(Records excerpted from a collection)
=== Begin Enclosure ===
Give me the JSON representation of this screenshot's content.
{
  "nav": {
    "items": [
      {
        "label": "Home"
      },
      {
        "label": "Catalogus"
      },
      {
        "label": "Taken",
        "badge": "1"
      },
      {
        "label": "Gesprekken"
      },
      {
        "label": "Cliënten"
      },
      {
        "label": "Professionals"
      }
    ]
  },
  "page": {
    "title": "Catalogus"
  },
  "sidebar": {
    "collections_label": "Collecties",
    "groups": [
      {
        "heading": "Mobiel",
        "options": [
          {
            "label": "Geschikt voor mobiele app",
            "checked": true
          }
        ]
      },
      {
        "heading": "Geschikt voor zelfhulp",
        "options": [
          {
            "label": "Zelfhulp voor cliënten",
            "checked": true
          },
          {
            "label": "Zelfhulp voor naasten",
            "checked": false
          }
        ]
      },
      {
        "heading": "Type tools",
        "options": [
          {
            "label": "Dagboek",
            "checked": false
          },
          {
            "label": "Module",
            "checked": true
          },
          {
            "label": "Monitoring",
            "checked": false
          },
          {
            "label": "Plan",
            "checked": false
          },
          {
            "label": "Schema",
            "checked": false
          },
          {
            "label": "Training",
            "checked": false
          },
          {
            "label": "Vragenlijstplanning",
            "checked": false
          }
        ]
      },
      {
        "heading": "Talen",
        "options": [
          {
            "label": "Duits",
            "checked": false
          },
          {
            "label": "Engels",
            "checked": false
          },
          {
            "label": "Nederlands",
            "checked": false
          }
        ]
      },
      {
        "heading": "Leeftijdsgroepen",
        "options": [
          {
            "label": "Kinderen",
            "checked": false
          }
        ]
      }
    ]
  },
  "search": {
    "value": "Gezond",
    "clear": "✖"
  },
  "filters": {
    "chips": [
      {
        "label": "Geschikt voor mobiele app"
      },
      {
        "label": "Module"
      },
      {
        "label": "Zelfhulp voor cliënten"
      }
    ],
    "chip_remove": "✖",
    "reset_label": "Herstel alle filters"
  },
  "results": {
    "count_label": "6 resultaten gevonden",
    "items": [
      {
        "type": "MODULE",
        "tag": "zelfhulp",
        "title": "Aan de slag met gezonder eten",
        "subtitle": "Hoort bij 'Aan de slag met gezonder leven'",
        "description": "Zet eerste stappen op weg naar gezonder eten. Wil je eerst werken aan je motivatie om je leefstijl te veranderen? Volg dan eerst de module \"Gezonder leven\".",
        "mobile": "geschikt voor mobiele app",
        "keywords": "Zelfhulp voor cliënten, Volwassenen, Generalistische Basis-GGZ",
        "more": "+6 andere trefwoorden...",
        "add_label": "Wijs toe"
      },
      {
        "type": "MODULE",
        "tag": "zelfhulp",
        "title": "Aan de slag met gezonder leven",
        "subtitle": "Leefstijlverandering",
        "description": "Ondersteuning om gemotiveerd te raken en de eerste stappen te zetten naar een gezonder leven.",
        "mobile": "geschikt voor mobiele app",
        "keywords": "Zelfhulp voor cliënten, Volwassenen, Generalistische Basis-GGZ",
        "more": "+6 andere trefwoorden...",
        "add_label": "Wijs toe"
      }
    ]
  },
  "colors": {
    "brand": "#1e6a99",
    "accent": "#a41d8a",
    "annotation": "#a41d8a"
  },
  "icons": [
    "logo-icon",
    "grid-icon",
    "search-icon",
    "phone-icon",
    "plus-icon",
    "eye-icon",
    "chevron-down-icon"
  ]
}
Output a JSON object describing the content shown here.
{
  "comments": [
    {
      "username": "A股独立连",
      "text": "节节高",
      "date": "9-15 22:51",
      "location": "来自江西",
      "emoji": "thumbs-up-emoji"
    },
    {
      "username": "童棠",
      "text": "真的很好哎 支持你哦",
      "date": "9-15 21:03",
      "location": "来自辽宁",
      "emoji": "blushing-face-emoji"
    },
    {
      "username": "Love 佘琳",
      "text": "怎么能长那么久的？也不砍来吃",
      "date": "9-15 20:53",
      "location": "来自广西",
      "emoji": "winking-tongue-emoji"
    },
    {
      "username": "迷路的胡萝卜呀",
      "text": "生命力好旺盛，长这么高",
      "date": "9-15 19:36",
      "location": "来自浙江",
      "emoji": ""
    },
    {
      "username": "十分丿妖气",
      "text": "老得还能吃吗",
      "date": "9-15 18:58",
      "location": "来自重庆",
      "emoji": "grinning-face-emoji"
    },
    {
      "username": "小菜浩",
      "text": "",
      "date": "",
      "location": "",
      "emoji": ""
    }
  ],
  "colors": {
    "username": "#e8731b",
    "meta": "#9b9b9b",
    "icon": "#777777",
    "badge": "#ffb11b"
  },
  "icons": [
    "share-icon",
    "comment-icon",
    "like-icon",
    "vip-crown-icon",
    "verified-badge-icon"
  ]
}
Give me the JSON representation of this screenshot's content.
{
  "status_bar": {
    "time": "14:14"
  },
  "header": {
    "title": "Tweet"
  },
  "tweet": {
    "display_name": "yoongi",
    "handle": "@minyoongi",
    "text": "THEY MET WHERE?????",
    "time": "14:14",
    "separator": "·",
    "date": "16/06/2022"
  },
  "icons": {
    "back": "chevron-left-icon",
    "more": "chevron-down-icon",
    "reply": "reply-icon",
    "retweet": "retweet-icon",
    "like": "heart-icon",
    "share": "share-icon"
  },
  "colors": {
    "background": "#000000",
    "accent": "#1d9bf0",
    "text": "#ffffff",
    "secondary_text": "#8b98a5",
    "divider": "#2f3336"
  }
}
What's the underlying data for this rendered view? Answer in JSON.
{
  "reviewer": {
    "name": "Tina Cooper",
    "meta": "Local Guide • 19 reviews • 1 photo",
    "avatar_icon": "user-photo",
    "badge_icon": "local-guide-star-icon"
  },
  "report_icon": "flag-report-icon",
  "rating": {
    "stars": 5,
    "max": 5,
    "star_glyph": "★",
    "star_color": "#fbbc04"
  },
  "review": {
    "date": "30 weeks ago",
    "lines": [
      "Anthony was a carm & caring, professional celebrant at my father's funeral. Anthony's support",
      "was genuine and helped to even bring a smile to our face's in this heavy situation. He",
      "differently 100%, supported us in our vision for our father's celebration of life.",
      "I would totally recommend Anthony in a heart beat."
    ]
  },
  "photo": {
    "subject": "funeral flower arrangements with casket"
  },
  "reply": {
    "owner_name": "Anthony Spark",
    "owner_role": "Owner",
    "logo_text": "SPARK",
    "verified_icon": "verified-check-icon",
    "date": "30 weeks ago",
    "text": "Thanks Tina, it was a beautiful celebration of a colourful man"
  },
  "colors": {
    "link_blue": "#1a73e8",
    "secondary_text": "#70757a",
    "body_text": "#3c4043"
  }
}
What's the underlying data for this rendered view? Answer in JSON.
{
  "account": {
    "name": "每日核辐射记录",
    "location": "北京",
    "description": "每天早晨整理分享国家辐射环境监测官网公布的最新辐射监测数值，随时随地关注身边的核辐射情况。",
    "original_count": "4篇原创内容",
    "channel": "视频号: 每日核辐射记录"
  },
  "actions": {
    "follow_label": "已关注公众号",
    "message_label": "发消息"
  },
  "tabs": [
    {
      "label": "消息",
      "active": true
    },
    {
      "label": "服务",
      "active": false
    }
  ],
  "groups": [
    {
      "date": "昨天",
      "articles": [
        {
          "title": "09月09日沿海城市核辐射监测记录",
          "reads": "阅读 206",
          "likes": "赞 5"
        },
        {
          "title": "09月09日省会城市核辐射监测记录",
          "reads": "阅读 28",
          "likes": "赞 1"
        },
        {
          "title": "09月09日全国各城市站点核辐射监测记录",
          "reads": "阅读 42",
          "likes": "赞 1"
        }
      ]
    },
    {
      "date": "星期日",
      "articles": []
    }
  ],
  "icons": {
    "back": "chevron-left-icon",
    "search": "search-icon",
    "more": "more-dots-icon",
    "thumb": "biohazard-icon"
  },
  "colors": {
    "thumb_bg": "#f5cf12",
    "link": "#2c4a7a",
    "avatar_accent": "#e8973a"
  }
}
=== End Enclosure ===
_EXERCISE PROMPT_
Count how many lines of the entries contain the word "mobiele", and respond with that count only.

_RESULT_
4